> WHAT YOU ARE ASKED TO DO: Filter on the word "Company": copy each matching line from the listing below.

> INPUT DATA:

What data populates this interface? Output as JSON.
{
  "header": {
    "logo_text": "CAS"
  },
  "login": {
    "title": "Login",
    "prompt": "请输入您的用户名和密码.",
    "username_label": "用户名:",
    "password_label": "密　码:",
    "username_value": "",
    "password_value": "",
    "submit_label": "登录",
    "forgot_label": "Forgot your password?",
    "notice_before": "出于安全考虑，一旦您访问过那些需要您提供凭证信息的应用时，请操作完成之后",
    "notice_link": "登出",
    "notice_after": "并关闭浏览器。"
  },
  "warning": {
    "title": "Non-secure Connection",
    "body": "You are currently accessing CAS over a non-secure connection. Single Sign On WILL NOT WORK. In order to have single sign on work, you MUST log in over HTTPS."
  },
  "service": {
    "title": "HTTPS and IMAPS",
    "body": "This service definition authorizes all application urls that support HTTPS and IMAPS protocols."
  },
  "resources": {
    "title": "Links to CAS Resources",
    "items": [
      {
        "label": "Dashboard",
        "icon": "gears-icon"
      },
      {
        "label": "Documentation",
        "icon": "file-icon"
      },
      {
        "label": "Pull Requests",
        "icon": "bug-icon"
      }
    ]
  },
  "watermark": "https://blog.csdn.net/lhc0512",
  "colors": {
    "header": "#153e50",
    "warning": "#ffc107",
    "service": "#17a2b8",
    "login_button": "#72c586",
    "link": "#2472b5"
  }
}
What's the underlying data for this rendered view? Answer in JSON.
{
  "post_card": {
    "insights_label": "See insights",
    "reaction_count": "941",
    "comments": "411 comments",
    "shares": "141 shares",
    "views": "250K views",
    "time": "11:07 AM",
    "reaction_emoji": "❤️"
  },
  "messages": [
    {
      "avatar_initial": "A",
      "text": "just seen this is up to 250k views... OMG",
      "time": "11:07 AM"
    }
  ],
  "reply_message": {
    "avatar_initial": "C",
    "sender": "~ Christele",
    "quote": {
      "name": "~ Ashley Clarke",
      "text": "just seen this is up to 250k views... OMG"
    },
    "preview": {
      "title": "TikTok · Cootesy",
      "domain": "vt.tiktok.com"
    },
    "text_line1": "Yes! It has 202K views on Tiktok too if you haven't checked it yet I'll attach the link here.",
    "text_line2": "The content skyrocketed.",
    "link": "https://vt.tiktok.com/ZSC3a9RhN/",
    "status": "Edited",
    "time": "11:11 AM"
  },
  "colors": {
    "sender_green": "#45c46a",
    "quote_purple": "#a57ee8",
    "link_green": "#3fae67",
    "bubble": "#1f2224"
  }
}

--

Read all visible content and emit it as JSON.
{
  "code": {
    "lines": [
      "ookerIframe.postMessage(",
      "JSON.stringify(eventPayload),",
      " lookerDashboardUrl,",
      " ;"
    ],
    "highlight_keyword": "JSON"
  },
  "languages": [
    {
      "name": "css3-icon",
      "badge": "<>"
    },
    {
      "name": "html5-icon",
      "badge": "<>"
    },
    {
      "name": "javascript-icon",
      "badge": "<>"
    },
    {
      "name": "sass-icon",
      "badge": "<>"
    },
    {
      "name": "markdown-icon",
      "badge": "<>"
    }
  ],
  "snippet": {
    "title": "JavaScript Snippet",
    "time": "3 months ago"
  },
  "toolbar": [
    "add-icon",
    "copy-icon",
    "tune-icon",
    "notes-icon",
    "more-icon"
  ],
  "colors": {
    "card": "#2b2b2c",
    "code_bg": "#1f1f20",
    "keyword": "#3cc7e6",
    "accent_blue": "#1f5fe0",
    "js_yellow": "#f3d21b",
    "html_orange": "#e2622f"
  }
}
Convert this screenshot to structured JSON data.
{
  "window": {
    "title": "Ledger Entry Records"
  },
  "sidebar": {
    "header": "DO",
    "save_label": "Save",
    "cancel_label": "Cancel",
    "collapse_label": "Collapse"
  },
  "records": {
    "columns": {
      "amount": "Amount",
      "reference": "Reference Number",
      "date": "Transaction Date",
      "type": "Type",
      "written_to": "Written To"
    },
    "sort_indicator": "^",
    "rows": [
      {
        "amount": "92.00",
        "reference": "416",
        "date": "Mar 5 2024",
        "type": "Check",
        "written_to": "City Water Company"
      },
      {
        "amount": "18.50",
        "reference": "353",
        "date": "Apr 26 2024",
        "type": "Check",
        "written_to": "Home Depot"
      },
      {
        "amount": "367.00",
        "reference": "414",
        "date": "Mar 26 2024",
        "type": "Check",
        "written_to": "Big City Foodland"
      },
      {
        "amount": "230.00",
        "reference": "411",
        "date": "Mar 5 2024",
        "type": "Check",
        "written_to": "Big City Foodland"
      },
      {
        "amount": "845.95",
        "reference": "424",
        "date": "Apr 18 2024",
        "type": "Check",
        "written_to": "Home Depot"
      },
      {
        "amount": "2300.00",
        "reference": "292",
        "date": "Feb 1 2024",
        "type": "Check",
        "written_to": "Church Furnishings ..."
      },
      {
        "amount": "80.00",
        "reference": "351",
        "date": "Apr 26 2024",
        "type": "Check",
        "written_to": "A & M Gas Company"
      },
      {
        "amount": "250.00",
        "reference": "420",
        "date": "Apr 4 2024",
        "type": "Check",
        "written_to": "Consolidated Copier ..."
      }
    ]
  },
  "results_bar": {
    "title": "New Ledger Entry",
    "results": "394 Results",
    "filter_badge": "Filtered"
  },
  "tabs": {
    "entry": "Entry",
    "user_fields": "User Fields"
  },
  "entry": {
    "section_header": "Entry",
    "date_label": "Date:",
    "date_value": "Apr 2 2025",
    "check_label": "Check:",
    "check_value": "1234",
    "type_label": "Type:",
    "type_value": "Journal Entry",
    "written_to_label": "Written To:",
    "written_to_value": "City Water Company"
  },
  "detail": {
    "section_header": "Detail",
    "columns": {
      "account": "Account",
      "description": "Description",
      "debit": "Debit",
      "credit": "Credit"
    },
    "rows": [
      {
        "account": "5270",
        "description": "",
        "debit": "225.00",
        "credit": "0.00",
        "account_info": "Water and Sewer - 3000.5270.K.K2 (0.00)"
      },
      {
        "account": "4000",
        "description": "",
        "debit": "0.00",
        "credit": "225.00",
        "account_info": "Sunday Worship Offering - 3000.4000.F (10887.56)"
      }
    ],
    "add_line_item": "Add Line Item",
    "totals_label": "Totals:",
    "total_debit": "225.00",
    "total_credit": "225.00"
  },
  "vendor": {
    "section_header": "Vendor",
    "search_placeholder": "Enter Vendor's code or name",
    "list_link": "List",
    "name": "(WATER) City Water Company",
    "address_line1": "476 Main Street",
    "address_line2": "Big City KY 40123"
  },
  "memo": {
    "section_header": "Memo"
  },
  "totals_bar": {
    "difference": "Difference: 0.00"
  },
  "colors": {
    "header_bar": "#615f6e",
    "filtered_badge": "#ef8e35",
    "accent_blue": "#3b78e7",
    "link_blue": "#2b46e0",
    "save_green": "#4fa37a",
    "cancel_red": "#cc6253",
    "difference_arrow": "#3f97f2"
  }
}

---

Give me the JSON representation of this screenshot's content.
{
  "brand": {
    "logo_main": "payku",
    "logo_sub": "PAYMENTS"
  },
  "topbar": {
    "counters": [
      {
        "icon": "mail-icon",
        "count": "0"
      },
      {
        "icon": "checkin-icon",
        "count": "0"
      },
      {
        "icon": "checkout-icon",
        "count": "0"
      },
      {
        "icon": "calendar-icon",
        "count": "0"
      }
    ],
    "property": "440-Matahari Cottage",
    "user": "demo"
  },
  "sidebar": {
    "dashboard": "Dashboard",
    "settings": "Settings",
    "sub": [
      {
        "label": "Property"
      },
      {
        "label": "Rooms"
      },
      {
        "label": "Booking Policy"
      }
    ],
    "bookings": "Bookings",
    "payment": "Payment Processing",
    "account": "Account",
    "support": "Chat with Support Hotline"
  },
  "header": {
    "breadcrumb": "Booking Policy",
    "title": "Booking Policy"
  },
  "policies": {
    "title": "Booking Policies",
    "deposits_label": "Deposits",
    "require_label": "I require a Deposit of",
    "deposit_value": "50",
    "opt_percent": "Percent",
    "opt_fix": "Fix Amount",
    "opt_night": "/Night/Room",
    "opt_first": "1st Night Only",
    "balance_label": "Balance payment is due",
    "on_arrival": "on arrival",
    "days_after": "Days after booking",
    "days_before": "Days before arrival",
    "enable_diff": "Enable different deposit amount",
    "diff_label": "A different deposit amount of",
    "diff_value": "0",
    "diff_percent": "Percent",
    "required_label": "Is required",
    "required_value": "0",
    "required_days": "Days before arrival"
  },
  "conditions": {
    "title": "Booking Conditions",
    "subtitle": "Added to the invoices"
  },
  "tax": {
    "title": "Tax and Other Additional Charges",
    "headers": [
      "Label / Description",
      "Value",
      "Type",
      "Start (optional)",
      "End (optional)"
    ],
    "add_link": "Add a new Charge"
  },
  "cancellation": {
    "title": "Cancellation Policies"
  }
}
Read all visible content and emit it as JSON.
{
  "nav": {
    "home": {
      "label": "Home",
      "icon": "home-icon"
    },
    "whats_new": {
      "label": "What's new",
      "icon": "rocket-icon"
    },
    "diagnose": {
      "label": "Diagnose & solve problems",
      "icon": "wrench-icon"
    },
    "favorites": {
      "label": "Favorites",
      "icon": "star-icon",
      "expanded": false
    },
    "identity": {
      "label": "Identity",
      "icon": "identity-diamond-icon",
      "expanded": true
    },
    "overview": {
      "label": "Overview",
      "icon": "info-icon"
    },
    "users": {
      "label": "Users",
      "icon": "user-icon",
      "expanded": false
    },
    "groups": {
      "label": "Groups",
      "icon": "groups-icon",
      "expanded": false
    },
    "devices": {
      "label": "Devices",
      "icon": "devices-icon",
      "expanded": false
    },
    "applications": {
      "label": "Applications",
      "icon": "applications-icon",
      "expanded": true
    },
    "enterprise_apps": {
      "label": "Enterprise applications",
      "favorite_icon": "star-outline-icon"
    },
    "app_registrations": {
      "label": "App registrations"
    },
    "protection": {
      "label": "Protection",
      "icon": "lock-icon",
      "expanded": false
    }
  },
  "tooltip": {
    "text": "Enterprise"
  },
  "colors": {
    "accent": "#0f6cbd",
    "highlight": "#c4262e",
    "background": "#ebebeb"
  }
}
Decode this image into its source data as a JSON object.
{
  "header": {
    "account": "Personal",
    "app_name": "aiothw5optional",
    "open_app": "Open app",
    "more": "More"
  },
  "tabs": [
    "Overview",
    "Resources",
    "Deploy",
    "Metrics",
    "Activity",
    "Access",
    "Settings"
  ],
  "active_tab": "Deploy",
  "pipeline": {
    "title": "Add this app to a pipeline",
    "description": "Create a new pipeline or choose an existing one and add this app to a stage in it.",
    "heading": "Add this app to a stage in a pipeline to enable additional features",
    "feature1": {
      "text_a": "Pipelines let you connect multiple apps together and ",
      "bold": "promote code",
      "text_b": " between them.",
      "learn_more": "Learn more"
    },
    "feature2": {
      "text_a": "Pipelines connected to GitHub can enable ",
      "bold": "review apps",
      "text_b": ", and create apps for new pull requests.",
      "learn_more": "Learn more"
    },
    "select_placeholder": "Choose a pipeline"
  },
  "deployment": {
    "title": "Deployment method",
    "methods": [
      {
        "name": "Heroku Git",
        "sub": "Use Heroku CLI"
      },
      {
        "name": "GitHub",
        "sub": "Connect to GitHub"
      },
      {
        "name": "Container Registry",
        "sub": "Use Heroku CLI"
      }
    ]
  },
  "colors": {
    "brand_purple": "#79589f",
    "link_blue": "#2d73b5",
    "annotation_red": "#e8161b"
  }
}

> SOLUTION FOR THIS TASK:
        "written_to": "City Water Company"
        "written_to": "A & M Gas Company"
    "written_to_value": "City Water Company"
    "name": "(WATER) City Water Company",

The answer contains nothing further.